My Opus 1 is indeed a baroque composition, utilizing the familiar four-movement structure of the form during that era. The influence of Bach is readily apparent in the first three movements, although the fourth is far closer to "Variations in the Italian Manner" than the chaconne Bach might have preferred for variations- or the giga or gigue he would more likely have composed. In much of Bach's music, we find him willing to use whatever instrument might be most readily available. Thus, the same music might be realized by flute, oboe, or violin, or even set to text for soprano. The composer's magnificent Sonata for flute and clavier in b minor was recycled as his sonata for oboe and clavier in g minor- the same piece, but merely with a change of key. I am not altogether certain what instrument I had in mind for this composition, though I was definitely thinking "woodwind". As things developed, a violinist debuted the first performance of the entire composition (and subsequently recorded it), and I have enjoyed successful collaborations with flutists as well. I did not provide indications for articulations or dynamics, and trust that the performers will familiarize themselves with stylistic conventions and ultimately feel free to discover what works best for them. Similarly, I hope they will appreciate the improvisatory nature of the style, and I even encourage them to feel free to append certain embellishments where the passages clearly allow such liberties.
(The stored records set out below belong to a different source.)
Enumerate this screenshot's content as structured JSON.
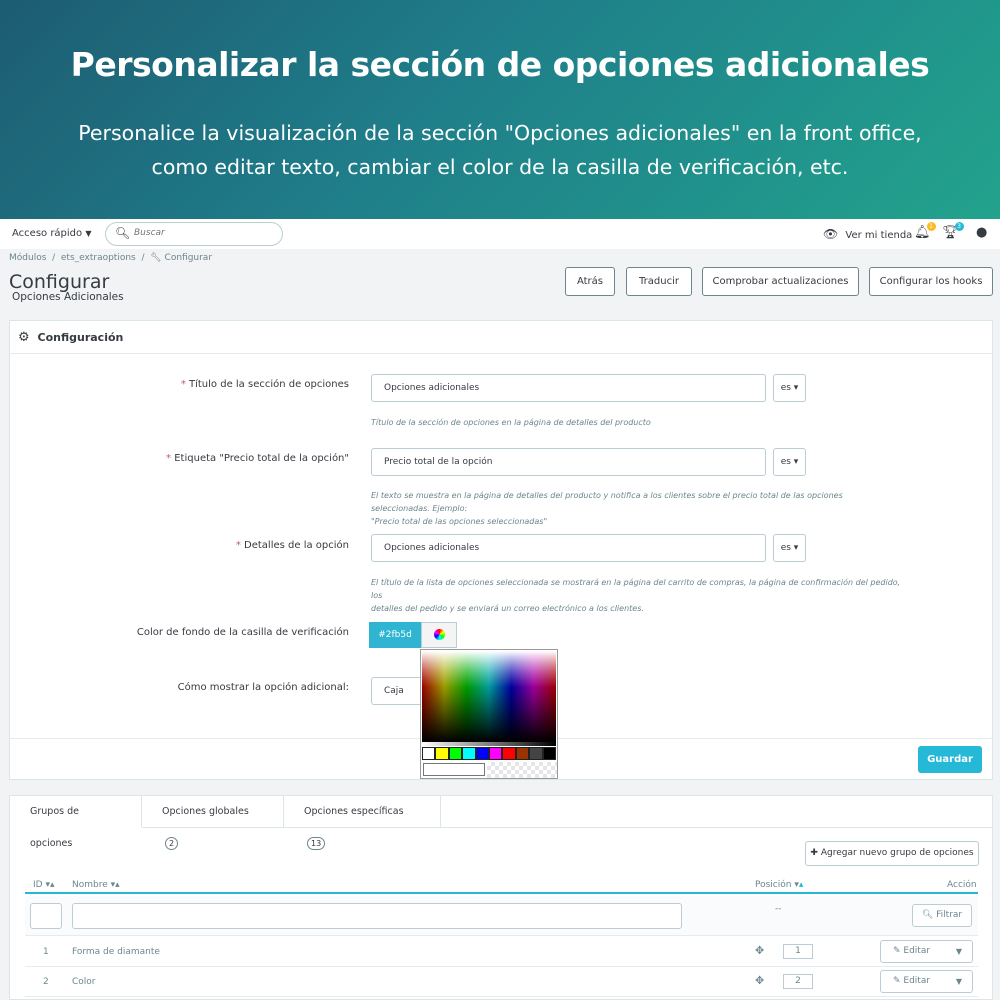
{
  "banner": {
    "title": "Personalizar la sección de opciones adicionales",
    "line1": "Personalice la visualización de la sección \"Opciones adicionales\" en la front office,",
    "line2": "como editar texto, cambiar el color de la casilla de verificación, etc."
  },
  "header": {
    "quick_access": "Acceso rápido",
    "search_placeholder": "Buscar",
    "store_link": "Ver mi tienda",
    "notif_orders": "1",
    "notif_trophy": "3"
  },
  "breadcrumb": [
    "Módulos",
    "ets_extraoptions",
    "Configurar"
  ],
  "page": {
    "title": "Configurar",
    "subtitle": "Opciones Adicionales",
    "buttons": [
      "Atrás",
      "Traducir",
      "Comprobar actualizaciones",
      "Configurar los hooks"
    ]
  },
  "panel": {
    "title": "Configuración",
    "fields": {
      "section_title": {
        "label": "Título de la sección de opciones",
        "value": "Opciones adicionales",
        "lang": "es",
        "help": "Título de la sección de opciones en la página de detalles del producto"
      },
      "total_label": {
        "label": "Etiqueta \"Precio total de la opción\"",
        "value": "Precio total de la opción",
        "lang": "es",
        "help1": "El texto se muestra en la página de detalles del producto y notifica a los clientes sobre el precio total de las opciones seleccionadas. Ejemplo:",
        "help2": "\"Precio total de las opciones seleccionadas\""
      },
      "details": {
        "label": "Detalles de la opción",
        "value": "Opciones adicionales",
        "lang": "es",
        "help1": "El título de la lista de opciones seleccionada se mostrará en la página del carrito de compras, la página de confirmación del pedido, los",
        "help2": "detalles del pedido y se enviará un correo electrónico a los clientes."
      },
      "bg_color": {
        "label": "Color de fondo de la casilla de verificación",
        "value": "#2fb5d"
      },
      "display": {
        "label": "Cómo mostrar la opción adicional:",
        "value": "Caja"
      }
    },
    "save": "Guardar"
  },
  "picker": {
    "swatches": [
      "#ffffff",
      "#ffff00",
      "#00ff00",
      "#00ffff",
      "#0000ff",
      "#ff00ff",
      "#ff0000",
      "#993300",
      "#444444",
      "#000000"
    ]
  },
  "tabs": {
    "items": [
      {
        "label": "Grupos de opciones",
        "badge": ""
      },
      {
        "label": "Opciones globales",
        "badge": "2"
      },
      {
        "label": "Opciones específicas",
        "badge": "13"
      }
    ],
    "add_group": "Agregar nuevo grupo de opciones"
  },
  "table": {
    "headers": {
      "id": "ID",
      "name": "Nombre",
      "position": "Posición",
      "action": "Acción"
    },
    "filter_placeholder": "--",
    "filter_button": "Filtrar",
    "rows": [
      {
        "id": "1",
        "name": "Forma de diamante",
        "position": "1",
        "action": "Editar"
      },
      {
        "id": "2",
        "name": "Color",
        "position": "2",
        "action": "Editar"
      }
    ]
  },
  "colors": {
    "accent": "#25b9d7",
    "checkbox_color": "#2fb5d2",
    "required": "#c05c67"
  }
}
This indeed, is what Audrey Markowitz, to whom the composition is dedicated, chose to do, notably in the third movement. It has been remarked that most of my music sounds as though it was written between 1725 and 1825. I hope that the publication of several of my works will encourage other composers to return to our common roots!

Lenny Cavallaro
Groveland, MA
August 2012